“We love engaging in outreach and opening people’s eyes to how cool owl pellets are and how people can use modern and fossil ‘death-assemblages’ to answer conservation-related questions,” Terry says.
Part of the outreach involves going to elementary schools and having school-children help dissect the pellets and discover what the owl ate that day. The data gathered in these studies by the children and the team help to show the researchers the biodiversity of the areas. Terry says that owls are fabulous at catching species whose movements humans aren’t able to easily track.
“Species like shrews, for example” Terry explains. “Shrews are tiny cryptic species that are really hard to catch, so we just don’t know that much about them. But owls eat them and so they turn up in owl pellets much more often than in traps.”
All of the collected data from these outreach sessions with school children are recorded for use in further research.

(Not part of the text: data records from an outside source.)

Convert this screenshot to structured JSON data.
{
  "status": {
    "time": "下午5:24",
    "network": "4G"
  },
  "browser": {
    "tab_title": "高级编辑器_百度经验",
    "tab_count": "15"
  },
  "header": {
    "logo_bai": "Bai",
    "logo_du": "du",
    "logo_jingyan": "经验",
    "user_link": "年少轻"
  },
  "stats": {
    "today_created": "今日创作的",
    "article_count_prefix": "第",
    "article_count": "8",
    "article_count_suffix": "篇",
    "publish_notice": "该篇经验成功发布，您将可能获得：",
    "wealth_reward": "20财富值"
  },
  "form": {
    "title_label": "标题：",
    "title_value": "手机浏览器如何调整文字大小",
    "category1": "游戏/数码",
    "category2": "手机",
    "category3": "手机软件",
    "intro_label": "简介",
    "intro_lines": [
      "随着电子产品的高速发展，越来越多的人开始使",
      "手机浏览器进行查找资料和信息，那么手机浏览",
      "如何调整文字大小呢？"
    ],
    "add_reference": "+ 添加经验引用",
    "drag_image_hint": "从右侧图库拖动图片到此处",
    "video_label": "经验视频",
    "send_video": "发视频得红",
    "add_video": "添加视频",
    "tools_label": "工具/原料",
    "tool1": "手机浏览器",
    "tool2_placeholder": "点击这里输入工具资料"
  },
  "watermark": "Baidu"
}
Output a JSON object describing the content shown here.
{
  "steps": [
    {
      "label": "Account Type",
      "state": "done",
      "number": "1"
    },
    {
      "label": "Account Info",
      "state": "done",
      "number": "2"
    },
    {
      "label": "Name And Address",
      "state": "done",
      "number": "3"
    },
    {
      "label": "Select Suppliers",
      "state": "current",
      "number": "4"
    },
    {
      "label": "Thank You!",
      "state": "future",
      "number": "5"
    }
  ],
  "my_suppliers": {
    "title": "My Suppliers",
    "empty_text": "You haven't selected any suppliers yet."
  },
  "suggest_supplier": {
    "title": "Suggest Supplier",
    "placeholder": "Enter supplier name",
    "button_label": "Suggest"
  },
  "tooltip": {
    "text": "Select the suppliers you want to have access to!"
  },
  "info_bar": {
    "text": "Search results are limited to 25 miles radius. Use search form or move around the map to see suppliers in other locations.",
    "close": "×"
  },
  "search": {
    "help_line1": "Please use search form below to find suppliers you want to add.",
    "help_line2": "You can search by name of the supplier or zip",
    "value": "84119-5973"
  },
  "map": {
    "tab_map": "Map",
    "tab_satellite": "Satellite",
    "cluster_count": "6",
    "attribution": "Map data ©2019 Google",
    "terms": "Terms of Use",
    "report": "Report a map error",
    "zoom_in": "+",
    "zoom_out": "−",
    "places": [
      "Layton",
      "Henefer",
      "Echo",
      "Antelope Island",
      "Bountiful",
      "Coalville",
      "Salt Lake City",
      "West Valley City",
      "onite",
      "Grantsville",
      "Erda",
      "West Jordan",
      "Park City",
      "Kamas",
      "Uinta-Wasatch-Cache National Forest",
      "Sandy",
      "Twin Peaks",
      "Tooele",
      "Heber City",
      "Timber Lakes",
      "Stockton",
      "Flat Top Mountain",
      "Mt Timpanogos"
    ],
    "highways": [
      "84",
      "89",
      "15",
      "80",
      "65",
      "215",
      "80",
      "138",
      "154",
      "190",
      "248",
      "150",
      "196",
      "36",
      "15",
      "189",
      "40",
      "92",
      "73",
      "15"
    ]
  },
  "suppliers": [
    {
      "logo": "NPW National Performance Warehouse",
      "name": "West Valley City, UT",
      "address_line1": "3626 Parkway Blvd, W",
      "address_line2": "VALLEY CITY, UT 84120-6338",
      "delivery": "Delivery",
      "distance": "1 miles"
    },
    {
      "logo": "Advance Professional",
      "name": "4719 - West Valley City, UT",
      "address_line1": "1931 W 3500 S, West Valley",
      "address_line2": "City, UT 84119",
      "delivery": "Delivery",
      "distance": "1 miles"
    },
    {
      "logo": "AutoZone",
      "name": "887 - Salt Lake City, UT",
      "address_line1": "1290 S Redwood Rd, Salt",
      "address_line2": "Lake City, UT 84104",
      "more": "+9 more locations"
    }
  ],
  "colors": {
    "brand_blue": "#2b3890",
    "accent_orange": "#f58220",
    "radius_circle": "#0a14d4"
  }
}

“We keep track of that information in a database as part of our PelletMap project, and are using data generated by kids to create small mammal species distribution maps for the Pacific Northwest,” she says. “The kids and teachers, as well as pellet donors [people who go into caves and find owl pellets], have access to this map and have enjoyed being our partner scientists in generating this knowledge.”
Paleontologists Aren’t What You Think
Terry hopes that through her lab’s outreach people will see how important paleontology still is to the world and how much we can learn from history.
“People often have an outdated dusty image of what a paleontologist is, what they do, and what they look like,” she says. “We also engage in outreach because it gives us an excellent opportunity to actively work to challenge those stereotypes, celebrate the diversity we as a lab represent, and showcase paleontology and paleontologists in the 21st century.”
Incidentally, if you have a pile of owl pellets sitting around somewhere on your property, Terry Labs would be happy to take them off your hands for use as part of this research. They will even pay for the shipping to get the pellets to the lab.
For more information about Terry Labs, or to contact them about owl pellets, visit the website.
By Kyra Young